**ACTIVITY**
Look through the entries for the string "text" and copy every line where it shows up.

**EXERCISE DATA**
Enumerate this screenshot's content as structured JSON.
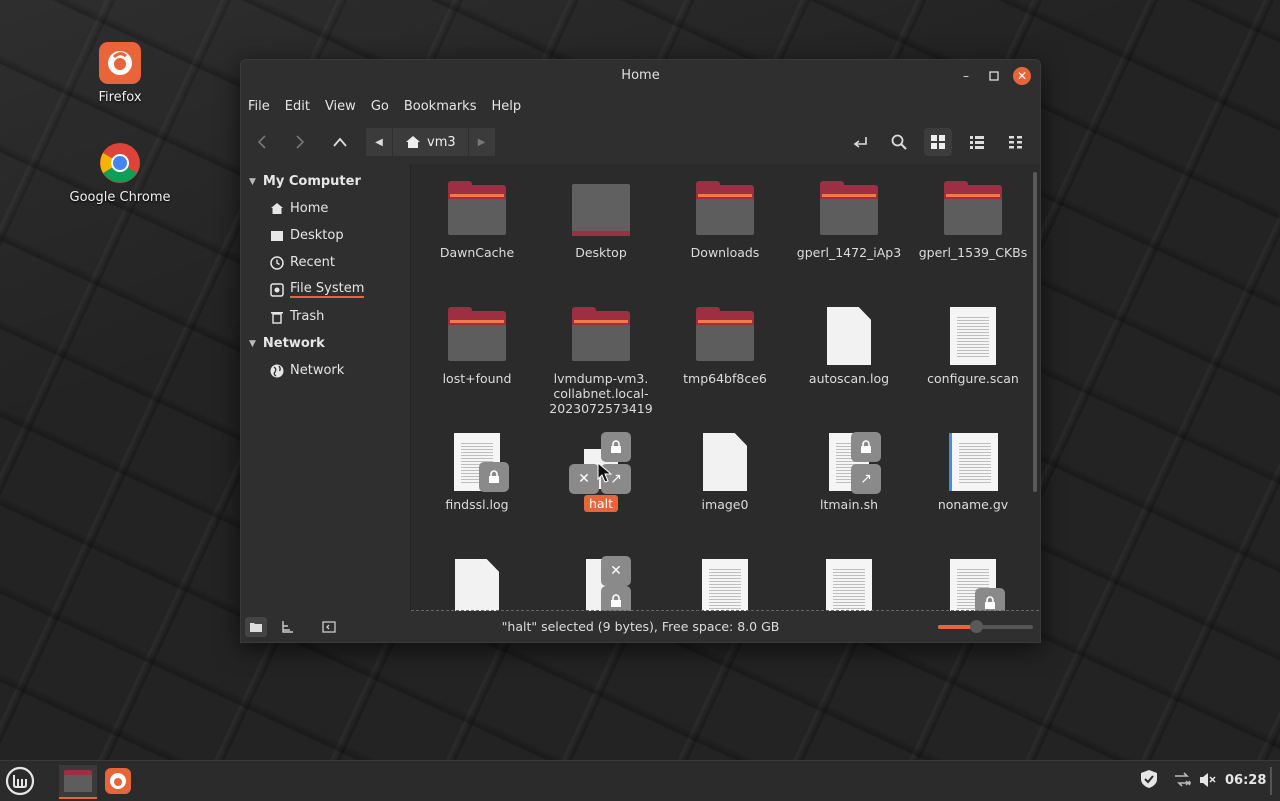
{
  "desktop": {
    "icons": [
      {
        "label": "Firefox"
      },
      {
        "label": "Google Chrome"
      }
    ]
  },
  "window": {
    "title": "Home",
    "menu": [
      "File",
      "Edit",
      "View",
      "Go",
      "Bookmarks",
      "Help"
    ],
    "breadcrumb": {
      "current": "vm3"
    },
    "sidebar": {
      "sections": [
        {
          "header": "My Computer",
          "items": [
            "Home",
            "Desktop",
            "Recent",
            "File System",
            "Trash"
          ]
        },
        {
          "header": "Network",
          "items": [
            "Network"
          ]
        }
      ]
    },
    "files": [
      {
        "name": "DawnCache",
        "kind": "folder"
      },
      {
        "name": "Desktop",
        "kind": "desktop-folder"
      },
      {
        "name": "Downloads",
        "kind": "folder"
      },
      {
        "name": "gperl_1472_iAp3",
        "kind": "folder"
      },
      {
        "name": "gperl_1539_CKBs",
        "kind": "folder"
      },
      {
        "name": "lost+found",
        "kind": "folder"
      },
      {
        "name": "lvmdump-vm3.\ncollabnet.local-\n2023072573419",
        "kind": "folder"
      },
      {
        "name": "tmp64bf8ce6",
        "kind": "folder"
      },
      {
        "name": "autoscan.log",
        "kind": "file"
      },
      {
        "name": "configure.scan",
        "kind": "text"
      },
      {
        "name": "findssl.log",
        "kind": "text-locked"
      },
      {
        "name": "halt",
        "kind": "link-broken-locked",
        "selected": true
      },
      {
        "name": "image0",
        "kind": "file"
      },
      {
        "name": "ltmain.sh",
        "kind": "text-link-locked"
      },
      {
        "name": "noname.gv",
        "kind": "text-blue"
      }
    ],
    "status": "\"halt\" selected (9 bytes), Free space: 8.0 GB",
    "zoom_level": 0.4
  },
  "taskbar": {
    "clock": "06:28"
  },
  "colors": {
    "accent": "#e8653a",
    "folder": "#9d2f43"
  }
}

**OUTPUT FOR THIS EXERCISE**
        "kind": "text"
        "kind": "text-locked"
        "kind": "text-link-locked"
        "kind": "text-blue"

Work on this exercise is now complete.